It has been a long eight years, but
foreclosure activity appears to have returned to levels last seen before the
housing downturn was born in 2006.
RealtyTrac said today that the 2 percent decrease in the various types
of foreclosure filings in June brought overall activity down to the lowest it
has been since July of that year. The
company released its Midyear Foreclosure Market Report which contains data on
both June foreclosure filings and those that occurred during the first half of
June filings, including default notices,
scheduled auctions, and bank repossessions or completed foreclosures, were
filed on a total of 107,194 properties, down 2 percent from May and 16 percent
from June 2013. For the first half of
the year there were 613,874 filings, a decrease of 19
percent from the last half of 2013 and 23 percent from the first six months of
that year.
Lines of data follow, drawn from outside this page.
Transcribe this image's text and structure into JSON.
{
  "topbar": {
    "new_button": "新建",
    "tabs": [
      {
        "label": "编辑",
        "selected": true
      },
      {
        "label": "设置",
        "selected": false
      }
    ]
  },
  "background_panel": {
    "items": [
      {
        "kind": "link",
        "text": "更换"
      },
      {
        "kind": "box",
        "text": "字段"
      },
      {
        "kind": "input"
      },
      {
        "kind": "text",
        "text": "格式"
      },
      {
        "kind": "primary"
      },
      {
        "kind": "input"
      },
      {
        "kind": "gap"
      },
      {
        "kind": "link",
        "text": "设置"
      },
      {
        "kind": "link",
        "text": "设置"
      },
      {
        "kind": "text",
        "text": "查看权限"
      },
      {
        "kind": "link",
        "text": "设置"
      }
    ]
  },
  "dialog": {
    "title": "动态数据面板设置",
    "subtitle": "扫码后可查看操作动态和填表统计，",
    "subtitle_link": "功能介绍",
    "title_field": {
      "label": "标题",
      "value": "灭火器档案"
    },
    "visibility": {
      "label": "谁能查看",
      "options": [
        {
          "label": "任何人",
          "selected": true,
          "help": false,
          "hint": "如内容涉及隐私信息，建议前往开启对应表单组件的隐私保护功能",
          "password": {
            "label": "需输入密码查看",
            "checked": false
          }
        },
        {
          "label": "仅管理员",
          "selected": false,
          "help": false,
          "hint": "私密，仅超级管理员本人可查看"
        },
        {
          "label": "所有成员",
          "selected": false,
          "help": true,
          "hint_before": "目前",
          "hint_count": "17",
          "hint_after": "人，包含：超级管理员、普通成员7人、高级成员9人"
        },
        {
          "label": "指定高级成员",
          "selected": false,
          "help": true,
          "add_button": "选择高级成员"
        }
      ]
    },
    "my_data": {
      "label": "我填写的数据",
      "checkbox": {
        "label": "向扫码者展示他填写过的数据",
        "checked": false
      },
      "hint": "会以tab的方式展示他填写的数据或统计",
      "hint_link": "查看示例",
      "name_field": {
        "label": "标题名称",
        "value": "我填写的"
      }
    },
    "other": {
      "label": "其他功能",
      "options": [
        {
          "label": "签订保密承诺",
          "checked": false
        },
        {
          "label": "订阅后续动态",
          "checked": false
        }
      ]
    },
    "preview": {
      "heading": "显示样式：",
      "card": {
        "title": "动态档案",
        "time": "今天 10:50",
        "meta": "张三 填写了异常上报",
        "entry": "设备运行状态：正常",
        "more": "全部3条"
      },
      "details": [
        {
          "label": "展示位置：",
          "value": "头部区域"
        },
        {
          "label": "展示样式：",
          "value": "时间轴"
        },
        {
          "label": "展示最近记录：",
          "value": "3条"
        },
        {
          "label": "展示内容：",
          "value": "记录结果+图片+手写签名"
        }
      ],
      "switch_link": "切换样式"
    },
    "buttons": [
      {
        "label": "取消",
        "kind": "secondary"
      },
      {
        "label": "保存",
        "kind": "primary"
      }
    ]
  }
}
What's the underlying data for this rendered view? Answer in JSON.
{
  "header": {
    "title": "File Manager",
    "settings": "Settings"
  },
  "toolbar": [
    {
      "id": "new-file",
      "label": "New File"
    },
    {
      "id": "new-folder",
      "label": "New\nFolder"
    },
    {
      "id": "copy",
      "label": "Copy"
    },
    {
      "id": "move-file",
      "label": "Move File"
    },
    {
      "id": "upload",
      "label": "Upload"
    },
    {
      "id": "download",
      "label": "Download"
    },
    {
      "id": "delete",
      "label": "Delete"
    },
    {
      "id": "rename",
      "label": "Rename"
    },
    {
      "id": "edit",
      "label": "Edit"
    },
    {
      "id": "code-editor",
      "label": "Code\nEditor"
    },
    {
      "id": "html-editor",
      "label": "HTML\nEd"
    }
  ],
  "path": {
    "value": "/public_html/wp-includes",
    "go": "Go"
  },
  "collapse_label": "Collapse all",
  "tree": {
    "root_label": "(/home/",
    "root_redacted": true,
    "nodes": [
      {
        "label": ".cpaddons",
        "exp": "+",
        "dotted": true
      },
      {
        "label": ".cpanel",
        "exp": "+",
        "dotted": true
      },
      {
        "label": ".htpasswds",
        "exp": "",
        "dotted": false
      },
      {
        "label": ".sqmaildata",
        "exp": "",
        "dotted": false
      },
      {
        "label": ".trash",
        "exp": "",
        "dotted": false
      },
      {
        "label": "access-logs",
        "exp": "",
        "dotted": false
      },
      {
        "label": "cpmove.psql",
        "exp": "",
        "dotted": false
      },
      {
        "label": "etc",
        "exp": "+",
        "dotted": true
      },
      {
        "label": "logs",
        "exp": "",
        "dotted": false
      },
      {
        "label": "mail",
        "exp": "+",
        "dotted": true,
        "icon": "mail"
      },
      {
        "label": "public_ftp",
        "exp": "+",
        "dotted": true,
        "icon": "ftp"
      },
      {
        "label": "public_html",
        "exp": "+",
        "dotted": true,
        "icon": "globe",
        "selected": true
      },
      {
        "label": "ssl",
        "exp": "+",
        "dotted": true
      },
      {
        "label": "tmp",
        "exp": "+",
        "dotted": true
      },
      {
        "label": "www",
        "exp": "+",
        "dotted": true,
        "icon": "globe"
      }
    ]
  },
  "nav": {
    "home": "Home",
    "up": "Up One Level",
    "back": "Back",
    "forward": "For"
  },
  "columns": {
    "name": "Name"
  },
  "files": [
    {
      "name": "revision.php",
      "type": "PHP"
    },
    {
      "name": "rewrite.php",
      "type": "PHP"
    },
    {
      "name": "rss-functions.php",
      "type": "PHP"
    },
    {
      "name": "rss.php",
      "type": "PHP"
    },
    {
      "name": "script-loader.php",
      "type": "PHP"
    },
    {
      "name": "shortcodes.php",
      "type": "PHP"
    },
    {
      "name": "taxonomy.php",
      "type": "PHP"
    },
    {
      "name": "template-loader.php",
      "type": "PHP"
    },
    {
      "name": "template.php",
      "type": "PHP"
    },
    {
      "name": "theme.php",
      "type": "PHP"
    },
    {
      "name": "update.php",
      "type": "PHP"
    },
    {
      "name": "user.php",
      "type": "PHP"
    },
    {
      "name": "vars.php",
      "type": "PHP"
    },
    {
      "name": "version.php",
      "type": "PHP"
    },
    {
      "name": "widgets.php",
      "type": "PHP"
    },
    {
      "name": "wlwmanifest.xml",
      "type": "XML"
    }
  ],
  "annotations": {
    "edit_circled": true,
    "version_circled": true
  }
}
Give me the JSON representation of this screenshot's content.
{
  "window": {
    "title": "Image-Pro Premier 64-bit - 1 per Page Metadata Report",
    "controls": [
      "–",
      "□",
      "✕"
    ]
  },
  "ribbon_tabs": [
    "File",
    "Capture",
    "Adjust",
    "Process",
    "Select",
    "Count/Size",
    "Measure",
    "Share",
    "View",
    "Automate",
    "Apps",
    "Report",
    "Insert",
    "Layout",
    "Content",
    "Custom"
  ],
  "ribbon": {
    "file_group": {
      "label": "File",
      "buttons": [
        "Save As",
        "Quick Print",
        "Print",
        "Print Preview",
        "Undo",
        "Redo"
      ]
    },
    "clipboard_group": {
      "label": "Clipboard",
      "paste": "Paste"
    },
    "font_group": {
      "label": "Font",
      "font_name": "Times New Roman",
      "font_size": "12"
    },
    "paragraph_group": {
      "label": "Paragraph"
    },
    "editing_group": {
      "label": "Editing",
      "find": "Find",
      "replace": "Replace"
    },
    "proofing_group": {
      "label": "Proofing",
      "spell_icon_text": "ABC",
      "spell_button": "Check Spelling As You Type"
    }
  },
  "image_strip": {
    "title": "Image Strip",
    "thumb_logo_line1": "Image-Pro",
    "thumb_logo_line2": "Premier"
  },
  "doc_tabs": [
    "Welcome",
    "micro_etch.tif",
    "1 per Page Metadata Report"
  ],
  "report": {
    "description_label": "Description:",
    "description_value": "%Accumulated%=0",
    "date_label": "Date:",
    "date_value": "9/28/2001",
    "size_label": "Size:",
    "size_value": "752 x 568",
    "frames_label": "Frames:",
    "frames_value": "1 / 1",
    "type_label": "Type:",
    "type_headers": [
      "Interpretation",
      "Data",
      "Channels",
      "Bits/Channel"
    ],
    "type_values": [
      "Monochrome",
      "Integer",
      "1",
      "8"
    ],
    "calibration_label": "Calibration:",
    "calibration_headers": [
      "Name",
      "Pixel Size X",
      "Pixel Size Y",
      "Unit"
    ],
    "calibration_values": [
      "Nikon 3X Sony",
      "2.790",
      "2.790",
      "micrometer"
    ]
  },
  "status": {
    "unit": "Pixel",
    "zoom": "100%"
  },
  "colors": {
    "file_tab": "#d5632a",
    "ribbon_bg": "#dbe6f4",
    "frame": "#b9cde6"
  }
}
Filings at mid-year equate to
one filing for every 214 housing units in the U.S.
"Nationwide foreclosure activity in
June reached an important milestone, dropping to levels not seen since before
the housing price bubble burst in August 2006," said Daren Blomquist, vice
president at RealtyTrac. "Over the next six to nine months nationwide
foreclosure numbers should start to flat line at consistently historically
Ten states also were at the lowest
level of foreclosure activity in June since the housing bubble burst in August
2006. These include Texas, Georgia,
Colorado, Tennessee, Arizona and Nevada.
Activity was down during the first half of the year compared to the
first six months of 2013 in all but nine states. Among those with the larger increases were New
Jersey which was up 54 percent, Maryland (+18 percent), Iowa (+10 percent), and
Massachusetts and Connecticut, each with 4 percent increases.
Overall foreclosure rates during the
first half of the year were highest in Florida with one filing for every 74
housing units, Maryland with one in 107, Illinois, one in 123; New Jersey, one
in 134; and Nevada, one in 138.
There were 47,243 first-time
foreclosure starts in June, down 4 percent from May and 18 percent from a year
earlier and the lowest number since November 2005. Foreclosure starts for the first six months
numbered 315,895. At the current pace foreclosure
starts will probably exceed 630,000 by the end of the year compared to a
finally tally of 747,728 for all of 2013.
Foreclosure starts in June increased
from the previous month in 15 states and were up from a year ago in 20 states. States will large annual increase include Massachusetts
(+105 percent), New Jersey (+70 percent), Nevada and Indiana (+65 percent), and
Oregon (+50 percent).
There were 26,889 completed
foreclosures in June and 174,691 during the first six months of the year. June's foreclosures were down 5 percent from
May and 24 percent from June 2013 and represented an 84 month low. Based on the midyear number RealtyTrac
estimates there will be 350,000 foreclosures this year, down from 462,970 in
all of 2013.
Completed foreclosures in June were
higher than in May in 16 states and higher than a year ago in 12. Both Iowa and Maryland had 86 percent more
foreclosures in June than a year earlier, New York was up 49 percent and Oregon
Foreclosure auctions were scheduled
for the first time on 46,743 U.S. properties in June, 1 percent fewer than in May
and down 13 percent from a year ago to the lowest level since July 2006 - a
95-month low. Scheduled auctions
increased from May in 12 states and from a year ago in 17 with the largest
increases of 68 percent and 62 percent respectively in Connecticut and
"There continue to be concerning
trends in some states and local markets that clearly indicate those markets are
not completely out of the woods when it comes to the lingering foreclosure
problem left over from the housing bust," Blomquist said. "While it's important
that any remaining foreclosure infection is addressed promptly to keep it from
festering, foreclosures are no longer a widespread contagion threatening to
derail the housing market's return to full health."
Despite dwindling numbers of
foreclosure filings the timeline to complete a foreclosure continues to
lengthen. The average time to complete a
foreclosure in the second quarter of 2014 was 577 days, up from 572 days in the
first quarter and 526 days in the second quarter of 2013 while in New Jersey it
currently takes nearly twice as long, an average of 1,098 days. The process is also extremely lengthy in New
York (930 days), Hawaii (915 days), Illinois (850 days) and Massachusetts (784